NGC 1569 (Arp 210)
NGC 1569 (Arp 210): Galaxy in Camelopardalis; 500 mm Cassegrain 3625 mm f/7.2; SBIG STL11K; 310-70-70-70 min LRGB; Bernese Highlands; © 2020 Radek Chromik

History

This galaxy was discovered by William Herschel on 4 November 1788 using his 18.7 inch reflecting telescope. He cataloged it as II 768 (class II = faint nebulae) and noted: «Pretty bright, small, little extended, bright nucleus, just south of pretty bright star.» [464]

In 1966 Halton Arp published his «Atlas of Peculiar Galaxies», where he ordered galaxies into groups based on purely morphological criteria. The galaxy NGC 1569 is listed as Arp 210 in the group #209-214 «galaxies with irregularities, absorption and resolution». He remarked: «Much absorption, resolution into stars.» [199]

Physical Properties

NGC 1569 is an irregular dwarf galaxy with a very high star birth activity, 100 times faster than observed in our own Milky Way Galaxy, and lasted almost continuous for the past 100 million years.

The core is around 5000 light years wide and a grouping of three giant star clusters, each containing more than a million stars. They reside in a large, central cavity, where the gas already has been blown out by the multitude of massive, young stars that already exploded as supernovae. These explosions also triggered a violent flow of gas and particles, which formed giant gaseous structures.

NGC 1569 (Arp 210)
NGC 1569 (Arp 210): Image taken with Hubble Space Telescope. © 2008 NASA, ESA, the Hubble Heritage Team (STScI/AURA), and A. Aloisi (STScI/ESA) [584]

The biggest and brightest objects surrounding the core are stars scattered throughout our Milky Way Galaxy. In contrast, the thousands of tiny white dots in the HST image are stars in the halo of NGC 1569. The galaxy lies in a distance of about 11 million light-years, in the middle of a group of about 10 galaxies centered on the spiral galaxy IC 342. Gravitational interactions among the group's galaxies may be compressing gas in NGC 1569 and igniting the star-birthing frenzy. [584]

Revised+Historic NGC/IC, Version 22/9, © Dr. Wolfgang Steinicke [277]
DesignationNGC 1569
TypeGx (IBm)
Right Ascension04h 30m 49.1s
Declination+64° 50' 53"
Diameter3.7 × 1.8 arcmin
Photographic (blue) magnitude11.9 mag
Visual magnitude11.0 mag
Surface brightness12.9 mag·arcmin-2
Position Angle120°
Redshift-0.000347
Metric Distance2.900 Mpc
Dreyer DescriptionpB, S, lE, bNM, * 9.5 n 1'
Identification, RemarksUGC 3056, MCG 11-6-1, CGCG 306-1, Arp 210, 7ZW 16, IRAS 04260+6444
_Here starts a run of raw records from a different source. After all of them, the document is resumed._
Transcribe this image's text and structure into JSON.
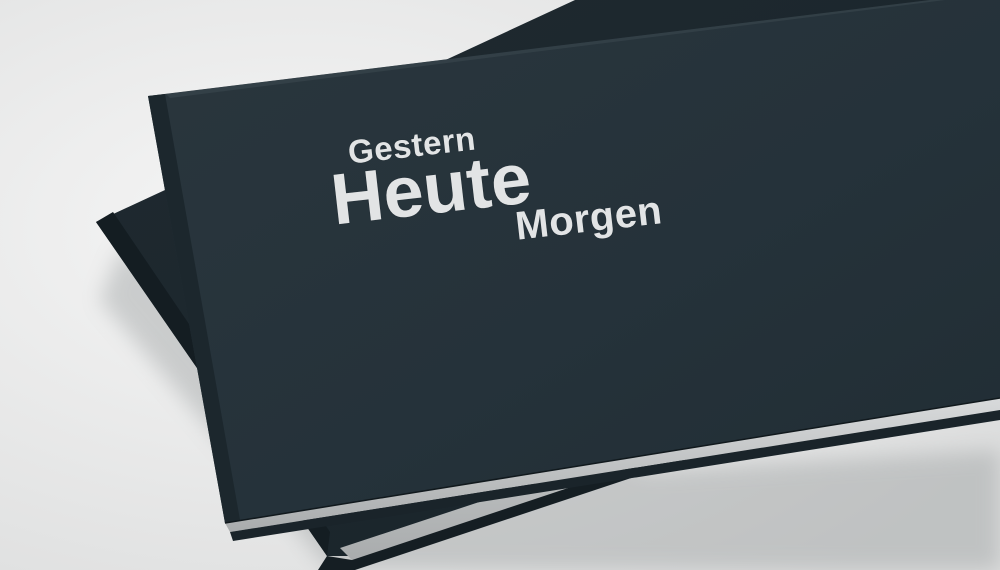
{
  "cover_title": {
    "line_1": "Gestern",
    "line_2": "Heute",
    "line_3": "Morgen"
  },
  "colors": {
    "background": "#ebecec",
    "cover": "#27343b",
    "cover_text": "#e2e4e5",
    "page_edge": "#c9cbcc"
  }
}
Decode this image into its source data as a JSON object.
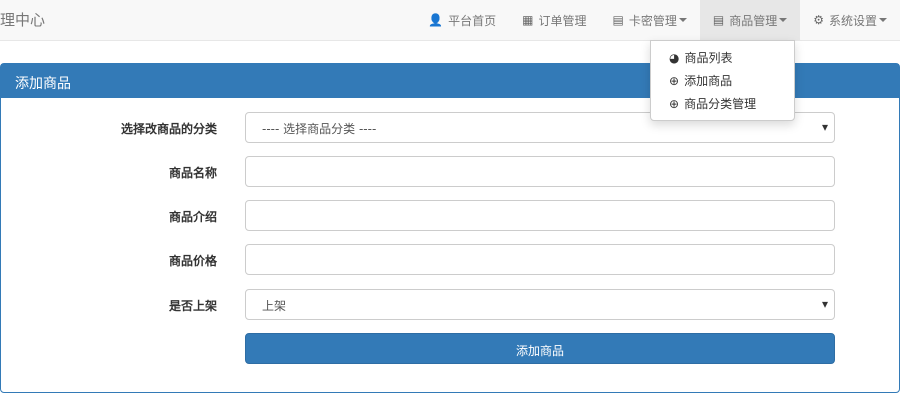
{
  "brand": "理中心",
  "nav": [
    {
      "icon": "user-icon",
      "glyph": "👤",
      "label": "平台首页",
      "caret": false
    },
    {
      "icon": "calendar-icon",
      "glyph": "▦",
      "label": "订单管理",
      "caret": false
    },
    {
      "icon": "list-icon",
      "glyph": "▤",
      "label": "卡密管理",
      "caret": true
    },
    {
      "icon": "list-icon",
      "glyph": "▤",
      "label": "商品管理",
      "caret": true,
      "active": true
    },
    {
      "icon": "gear-icon",
      "glyph": "⚙",
      "label": "系统设置",
      "caret": true
    }
  ],
  "dropdown": [
    {
      "icon": "globe-icon",
      "glyph": "◕",
      "label": "商品列表"
    },
    {
      "icon": "plus-circle-icon",
      "glyph": "⊕",
      "label": "添加商品"
    },
    {
      "icon": "plus-circle-icon",
      "glyph": "⊕",
      "label": "商品分类管理"
    }
  ],
  "panel": {
    "title": "添加商品"
  },
  "form": {
    "category_label": "选择改商品的分类",
    "category_value": "---- 选择商品分类 ----",
    "name_label": "商品名称",
    "name_value": "",
    "intro_label": "商品介绍",
    "intro_value": "",
    "price_label": "商品价格",
    "price_value": "",
    "listed_label": "是否上架",
    "listed_value": "上架",
    "submit": "添加商品"
  }
}
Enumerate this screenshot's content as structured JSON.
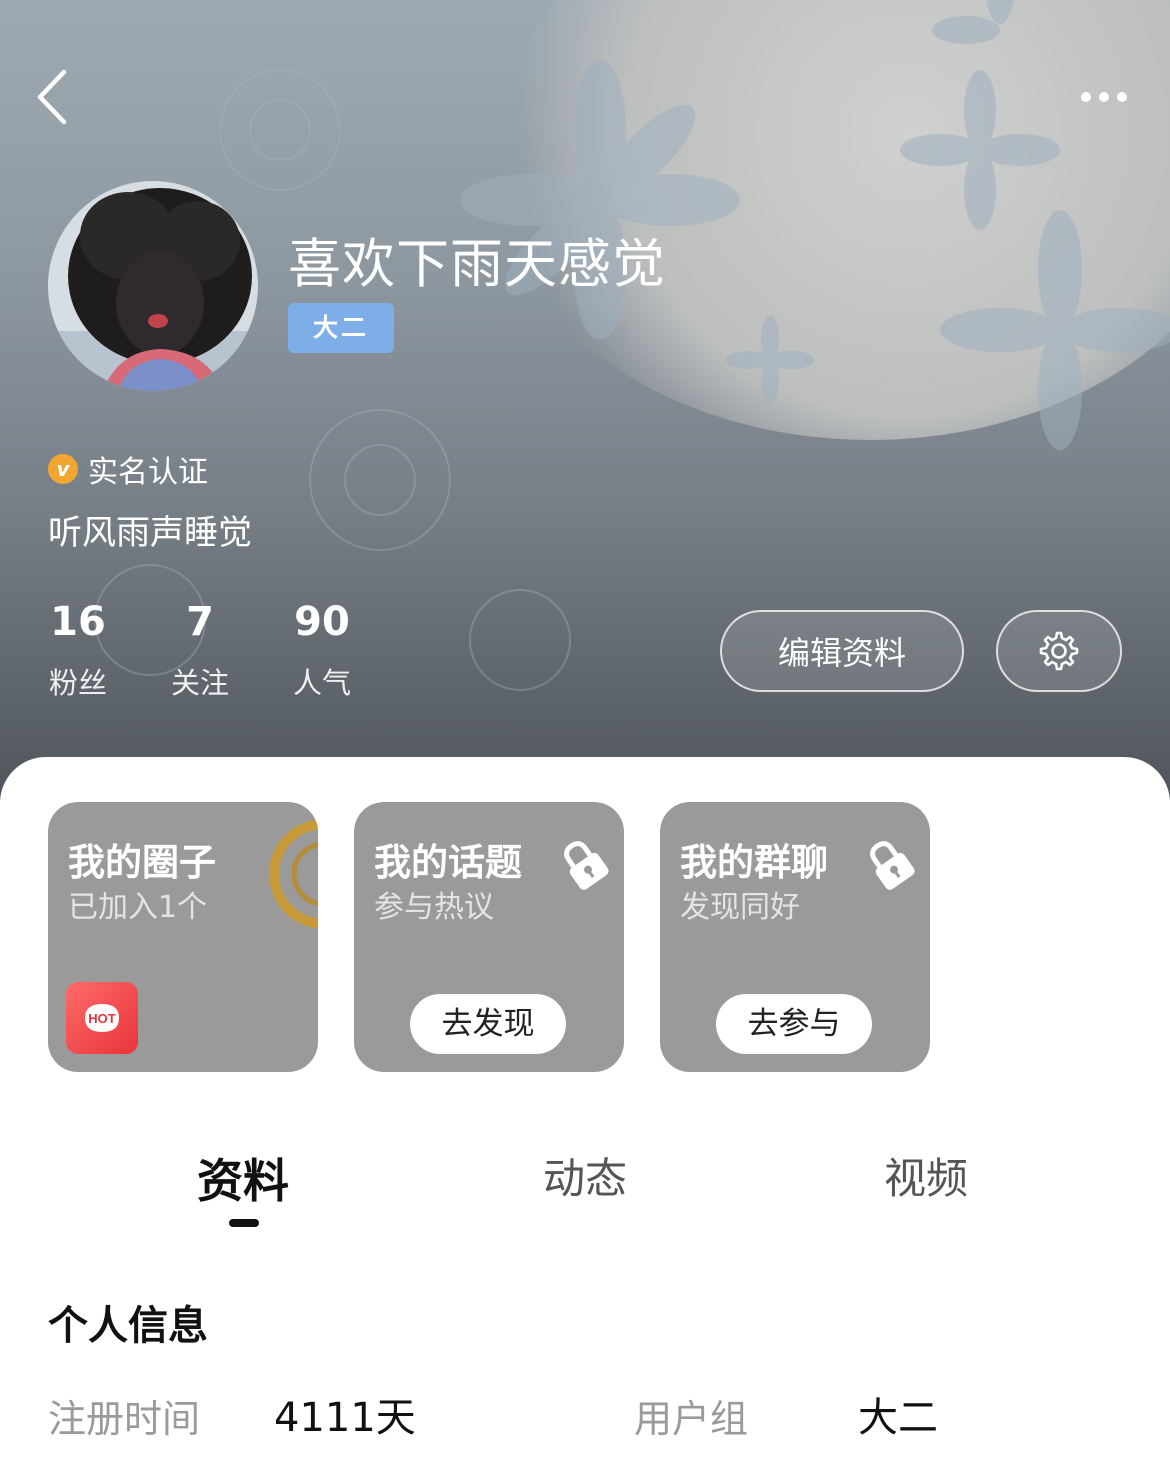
{
  "nav": {
    "back_icon": "chevron-left-icon",
    "more_icon": "more-horizontal-icon"
  },
  "profile": {
    "username": "喜欢下雨天感觉",
    "grade_badge": "大二",
    "verification": {
      "icon": "verified-v-icon",
      "text": "实名认证"
    },
    "bio": "听风雨声睡觉",
    "stats": [
      {
        "value": "16",
        "label": "粉丝"
      },
      {
        "value": "7",
        "label": "关注"
      },
      {
        "value": "90",
        "label": "人气"
      }
    ],
    "edit_button": "编辑资料",
    "settings_icon": "gear-icon"
  },
  "cards": [
    {
      "title": "我的圈子",
      "subtitle": "已加入1个",
      "icon": "hot-icon",
      "hot_text": "HOT"
    },
    {
      "title": "我的话题",
      "subtitle": "参与热议",
      "icon": "lock-icon",
      "button": "去发现"
    },
    {
      "title": "我的群聊",
      "subtitle": "发现同好",
      "icon": "lock-icon",
      "button": "去参与"
    }
  ],
  "tabs": {
    "items": [
      "资料",
      "动态",
      "视频"
    ],
    "active": "资料"
  },
  "personal_info": {
    "title": "个人信息",
    "fields": [
      {
        "label": "注册时间",
        "value": "4111天"
      },
      {
        "label": "用户组",
        "value": "大二"
      }
    ]
  },
  "colors": {
    "badge_blue": "#7eaee8",
    "verify_orange": "#f2a531",
    "card_gray": "#9a9a9a",
    "hot_red": "#e8343a"
  }
}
Finder Chart

The galaxy NGC 1569 lies in the constellation Camelopardalis. The best time to observe it is from September to March, when the circumpolar constellation is at its highest in the sky.

Chart Galaxy NGC 1569 (Arp 210)
Galaxy NGC 1569 (Arp 210) in constellation Camelopardalis. Chart created using SkySafari 6 Pro and STScI Digitized Sky Survey. [149, 160]

More Objects Nearby (±15°)

References

149SkySafari 6 Pro, Simulation Curriculum; skysafariastronomy.com
160The STScI Digitized Sky Survey; archive.stsci.edu/cgi-bin/dss_form
199«Atlas Of Peculiar Galaxies», Halton Arp, 1966; Astrophysical Journal Supplement, vol. 14, p.1 (1966); DOI:10.1086/190147; Bibcode:1966ApJS...14....1A
277«Historische Deep-Sky Kataloge» von Dr. Wolfgang Steinicke; klima-luft.de/steinicke (2021-02-17)
464«Catalogue of a second thousand of new nebulae and clusters of stars; with a few introductory remarks on the construction of the heavens» William Herschel, Philosophical Transactions of the Royal Society of London, 1 January 1789; DOI:10.1098/rstl.1789.0021
584Starburst Galaxy NGC 1569; hubblesite.org/contents/media/images/2008/38/2424-Image.html (2023-01-21)